The French are not alone in expressing their opposition to austerity. The coalition government of British Prime Minister David Cameron took a hammering in local elections last week, losing hundreds of seats to Labour in a vote of opposition to the cutbacks that have sent the country back into recession. Britain is not a member of the euro and not a member of the inner European club.
The coalition government of the Netherlands last month fell because of opposition to budget austerity measures after only 558 days in office. Austerity opponents have hit the streets in Italy, Portugal and Spain.
But the most defiant vote against austerity came from Greece. In parliamentary elections, voters left no party in a position to form a government, smashing those who had gone along with the deficit reduction policies demanded by their international creditors, and supporting far-right and far-left parties.
Anthonis Samaros, leader of New Democracy, which secured the biggest share of the vote, just 19.7 per cent, wants to stay in the euro but renegotiate the deal with creditors. Alexis Tsipras, leader of the second-biggest party, Syriza, a coalition of radical left and green groups, which took 16.6 per cent of the vote, declared the vote was 'a humiliating defeat' for the policies of Merkel.

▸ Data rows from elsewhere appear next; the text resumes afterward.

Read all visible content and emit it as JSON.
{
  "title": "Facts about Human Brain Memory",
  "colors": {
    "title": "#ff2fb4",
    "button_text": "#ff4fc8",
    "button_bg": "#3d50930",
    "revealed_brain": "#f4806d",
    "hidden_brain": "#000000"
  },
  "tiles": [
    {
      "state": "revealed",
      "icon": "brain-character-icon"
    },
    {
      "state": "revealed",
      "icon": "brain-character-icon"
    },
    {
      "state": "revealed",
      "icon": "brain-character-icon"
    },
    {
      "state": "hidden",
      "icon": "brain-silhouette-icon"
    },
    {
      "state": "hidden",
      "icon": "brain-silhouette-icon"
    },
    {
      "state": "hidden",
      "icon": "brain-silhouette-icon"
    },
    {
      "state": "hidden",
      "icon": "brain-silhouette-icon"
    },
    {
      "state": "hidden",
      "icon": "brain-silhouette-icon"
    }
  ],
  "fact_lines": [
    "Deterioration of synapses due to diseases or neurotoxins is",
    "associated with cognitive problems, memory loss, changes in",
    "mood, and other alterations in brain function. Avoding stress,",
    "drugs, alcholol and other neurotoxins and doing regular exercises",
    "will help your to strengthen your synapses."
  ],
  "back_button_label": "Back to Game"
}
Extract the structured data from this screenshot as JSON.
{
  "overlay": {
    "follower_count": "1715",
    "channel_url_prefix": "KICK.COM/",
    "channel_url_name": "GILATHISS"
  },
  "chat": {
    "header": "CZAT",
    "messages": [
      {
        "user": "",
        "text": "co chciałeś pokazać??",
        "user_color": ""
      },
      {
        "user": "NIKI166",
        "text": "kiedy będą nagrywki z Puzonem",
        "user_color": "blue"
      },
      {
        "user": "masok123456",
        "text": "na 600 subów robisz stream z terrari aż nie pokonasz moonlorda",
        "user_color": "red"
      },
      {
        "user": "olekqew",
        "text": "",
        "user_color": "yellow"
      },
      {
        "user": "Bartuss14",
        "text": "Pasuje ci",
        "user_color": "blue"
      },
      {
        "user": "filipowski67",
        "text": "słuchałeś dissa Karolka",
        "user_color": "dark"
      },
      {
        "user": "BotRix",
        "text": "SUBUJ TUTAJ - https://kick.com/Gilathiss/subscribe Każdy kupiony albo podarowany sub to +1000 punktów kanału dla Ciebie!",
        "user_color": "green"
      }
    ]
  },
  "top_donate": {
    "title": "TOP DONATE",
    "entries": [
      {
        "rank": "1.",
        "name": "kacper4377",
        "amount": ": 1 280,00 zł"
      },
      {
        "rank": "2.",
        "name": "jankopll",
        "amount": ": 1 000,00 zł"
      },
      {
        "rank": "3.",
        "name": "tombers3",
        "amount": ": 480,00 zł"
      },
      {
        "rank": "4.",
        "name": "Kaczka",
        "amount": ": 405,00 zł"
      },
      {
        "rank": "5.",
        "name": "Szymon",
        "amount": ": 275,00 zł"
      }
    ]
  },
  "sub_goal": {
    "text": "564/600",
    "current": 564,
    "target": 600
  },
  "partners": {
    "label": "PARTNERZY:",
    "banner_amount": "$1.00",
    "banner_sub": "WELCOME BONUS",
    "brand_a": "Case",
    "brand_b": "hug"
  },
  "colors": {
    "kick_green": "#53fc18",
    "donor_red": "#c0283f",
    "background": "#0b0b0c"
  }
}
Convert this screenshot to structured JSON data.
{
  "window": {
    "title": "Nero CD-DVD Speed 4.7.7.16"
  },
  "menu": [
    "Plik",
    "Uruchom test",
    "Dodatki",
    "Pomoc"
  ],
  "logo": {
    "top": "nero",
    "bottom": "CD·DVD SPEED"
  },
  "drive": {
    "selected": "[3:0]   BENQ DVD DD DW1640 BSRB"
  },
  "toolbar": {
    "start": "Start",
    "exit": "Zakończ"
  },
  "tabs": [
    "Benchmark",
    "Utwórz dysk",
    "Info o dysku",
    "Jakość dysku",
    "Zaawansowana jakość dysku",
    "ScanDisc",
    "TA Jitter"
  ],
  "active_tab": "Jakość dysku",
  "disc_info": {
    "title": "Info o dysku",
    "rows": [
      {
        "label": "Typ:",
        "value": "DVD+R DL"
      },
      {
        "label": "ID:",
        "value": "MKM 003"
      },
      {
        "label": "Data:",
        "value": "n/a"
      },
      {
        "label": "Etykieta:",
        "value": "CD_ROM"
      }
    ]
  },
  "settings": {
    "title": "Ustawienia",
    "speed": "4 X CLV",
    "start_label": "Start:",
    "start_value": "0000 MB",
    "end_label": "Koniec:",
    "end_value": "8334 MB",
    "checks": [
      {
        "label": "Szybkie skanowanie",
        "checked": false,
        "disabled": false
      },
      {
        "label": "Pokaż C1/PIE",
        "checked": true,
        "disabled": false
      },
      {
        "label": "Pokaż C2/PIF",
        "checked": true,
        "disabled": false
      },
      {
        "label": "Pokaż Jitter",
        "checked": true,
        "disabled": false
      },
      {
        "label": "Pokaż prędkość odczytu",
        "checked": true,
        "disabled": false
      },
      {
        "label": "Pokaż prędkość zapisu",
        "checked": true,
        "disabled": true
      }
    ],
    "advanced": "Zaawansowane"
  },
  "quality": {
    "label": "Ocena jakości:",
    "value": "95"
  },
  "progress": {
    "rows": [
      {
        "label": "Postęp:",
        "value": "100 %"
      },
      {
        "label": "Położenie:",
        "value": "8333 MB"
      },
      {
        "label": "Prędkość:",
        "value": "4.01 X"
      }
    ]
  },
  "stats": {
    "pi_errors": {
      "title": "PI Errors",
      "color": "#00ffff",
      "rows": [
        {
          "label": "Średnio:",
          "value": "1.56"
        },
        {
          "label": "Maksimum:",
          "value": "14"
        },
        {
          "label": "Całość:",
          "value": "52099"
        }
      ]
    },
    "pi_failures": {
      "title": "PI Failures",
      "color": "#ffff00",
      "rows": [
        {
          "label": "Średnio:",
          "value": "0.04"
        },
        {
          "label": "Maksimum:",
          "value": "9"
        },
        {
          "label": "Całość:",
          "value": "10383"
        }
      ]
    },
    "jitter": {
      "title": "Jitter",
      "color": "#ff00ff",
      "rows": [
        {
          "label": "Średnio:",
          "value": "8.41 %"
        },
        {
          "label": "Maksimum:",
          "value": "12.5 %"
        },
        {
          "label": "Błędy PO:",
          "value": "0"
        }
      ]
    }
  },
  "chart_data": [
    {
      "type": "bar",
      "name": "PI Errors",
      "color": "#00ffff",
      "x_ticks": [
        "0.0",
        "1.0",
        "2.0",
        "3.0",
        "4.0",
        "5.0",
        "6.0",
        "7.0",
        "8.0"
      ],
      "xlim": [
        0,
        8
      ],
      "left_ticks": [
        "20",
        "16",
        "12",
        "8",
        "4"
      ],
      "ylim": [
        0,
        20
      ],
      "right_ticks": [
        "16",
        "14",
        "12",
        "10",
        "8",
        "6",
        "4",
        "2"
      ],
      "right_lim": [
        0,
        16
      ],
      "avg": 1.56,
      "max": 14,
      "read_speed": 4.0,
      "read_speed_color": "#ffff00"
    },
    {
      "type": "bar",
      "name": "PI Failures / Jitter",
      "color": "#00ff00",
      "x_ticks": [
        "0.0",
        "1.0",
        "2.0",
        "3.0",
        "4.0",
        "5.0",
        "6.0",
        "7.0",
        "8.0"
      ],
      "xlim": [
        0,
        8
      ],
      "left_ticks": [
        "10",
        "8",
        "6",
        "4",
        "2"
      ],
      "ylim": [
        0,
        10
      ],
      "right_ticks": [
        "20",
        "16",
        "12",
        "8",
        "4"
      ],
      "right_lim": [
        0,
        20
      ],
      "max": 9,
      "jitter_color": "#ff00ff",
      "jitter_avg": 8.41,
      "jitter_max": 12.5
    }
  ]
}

Growing numbers of economists sympathise with the revolt against austerity. In a paper for policy portal Vox EU, Charles Wyplosz wrote: 'Citizens rightly feel that sacrifices do not deliver the promised results. Even the IMF, long criticised for its stern advocacy of procyclical austerity, is now asking that Eurozone nations that can to 'go slow' ... We are left to casual empiricism and lessons from history, both of which show that procyclical fiscal policies are bad, especially when monetary policy is not available any more.'
He makes a sensible claim that the proper solution must 'combine debt restructuring, front-loaded collective fiscal expansion and long-run unbreakable commitments to fiscal discipline'. But where is any politician who understands what this entails, let alone has the power to promote a workable scheme and the votes to get it accepted?
France's national debt, in euros
- Debt per French citizen is Euro26,898
- Debt per Greek citizen is Euro30,954